The Career of a Horse Racing Trainer

Horses are very smart animals and can be trained to do many things: pull a plow, leap fences, and some, supposedly, can add numbers. Different specialists teach these horses their skills, one kind of specialist is the horse racing trainer.

A horse racing trainer is something like the manager of a horse. The trainer decides when and how the horse should exercise, oversees its healthiness, prepares it on race day, and decides which races it should run. Top trainers work with horses that are worth, or may be worth, millions of dollars. So the animals are physically scrutinized and managed as much as any human athlete. The trainer must also work closely with the jockey and receive feedback after every practice run. Usually, with high-stakes thoroughbreds, the horse racing trainer is an employee of the horse's owner, not the owner him or herself. Trainers are professionals who have generally spent most of their lives around horses.

Small Ranks

The list of famous American horse racing trainers is rather short. This is because a few superstars have dominated the rankings since the 1970. A small bunch of about 10 or 15 men train most of the country's champion thoroughbreds. Many of the top stars grew up on ranches or horse farms, often sons of fathers that were trainers themselves. So they have learned about horses from their youth, but often take a university degree in anything from animal biology to something more specific, like race track management.

Whether a university alumni or not, most trainers spend years working at master trainers' stables. Many of the most successful trainers eventually open up their own stables, and hope for promising clients. A horse racing trainer is paid a percentage of his thoroughbred's winnings. Because the stakes in horse races can go into the millions of dollars, top trainers can make millions of dollars every year.


Horse racing trainers in the United States must hold a license to conduct business. These certifications are handled at the state level, but many jurisdictions make it easy for someone licensed in another state to get a local license.

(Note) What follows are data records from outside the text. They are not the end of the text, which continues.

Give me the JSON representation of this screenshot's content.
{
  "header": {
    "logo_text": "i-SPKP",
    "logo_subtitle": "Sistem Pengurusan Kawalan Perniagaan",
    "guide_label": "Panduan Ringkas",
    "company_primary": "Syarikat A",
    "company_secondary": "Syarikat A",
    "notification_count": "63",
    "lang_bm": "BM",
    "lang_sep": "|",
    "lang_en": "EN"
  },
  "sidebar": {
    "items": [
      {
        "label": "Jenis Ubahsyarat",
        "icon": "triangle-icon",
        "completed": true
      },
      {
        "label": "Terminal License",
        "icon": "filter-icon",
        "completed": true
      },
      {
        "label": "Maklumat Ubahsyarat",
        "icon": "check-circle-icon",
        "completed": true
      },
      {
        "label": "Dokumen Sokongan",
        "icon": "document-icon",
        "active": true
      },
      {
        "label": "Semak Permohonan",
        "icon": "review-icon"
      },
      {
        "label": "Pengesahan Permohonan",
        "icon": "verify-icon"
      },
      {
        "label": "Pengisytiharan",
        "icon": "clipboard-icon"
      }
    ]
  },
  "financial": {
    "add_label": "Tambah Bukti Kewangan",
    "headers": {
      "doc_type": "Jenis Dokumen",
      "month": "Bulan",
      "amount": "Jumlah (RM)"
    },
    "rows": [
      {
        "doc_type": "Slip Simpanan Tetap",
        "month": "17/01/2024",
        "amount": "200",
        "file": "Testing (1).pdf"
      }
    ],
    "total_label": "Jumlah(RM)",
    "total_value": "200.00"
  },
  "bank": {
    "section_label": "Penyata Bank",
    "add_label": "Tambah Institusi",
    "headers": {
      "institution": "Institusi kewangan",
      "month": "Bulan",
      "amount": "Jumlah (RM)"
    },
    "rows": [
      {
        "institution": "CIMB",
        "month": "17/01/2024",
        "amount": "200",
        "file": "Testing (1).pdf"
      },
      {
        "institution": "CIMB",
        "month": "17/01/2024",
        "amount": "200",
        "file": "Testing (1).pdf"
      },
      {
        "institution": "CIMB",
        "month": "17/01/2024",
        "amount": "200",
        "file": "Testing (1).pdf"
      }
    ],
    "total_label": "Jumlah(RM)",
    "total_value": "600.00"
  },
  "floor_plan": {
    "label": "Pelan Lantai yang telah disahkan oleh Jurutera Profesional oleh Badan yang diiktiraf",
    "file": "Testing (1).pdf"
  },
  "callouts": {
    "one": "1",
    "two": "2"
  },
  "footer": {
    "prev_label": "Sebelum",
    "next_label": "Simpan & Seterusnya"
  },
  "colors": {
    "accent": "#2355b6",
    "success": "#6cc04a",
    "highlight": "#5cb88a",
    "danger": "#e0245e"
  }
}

Though state laws vary, in general, a candidate for a license must prove to the state that he or she has already spent time assisting professional trainers in as many as 100 races and is competent in the practice. And of course, any conviction associated with race-fixing or animal cruelty is an automatic disqualification.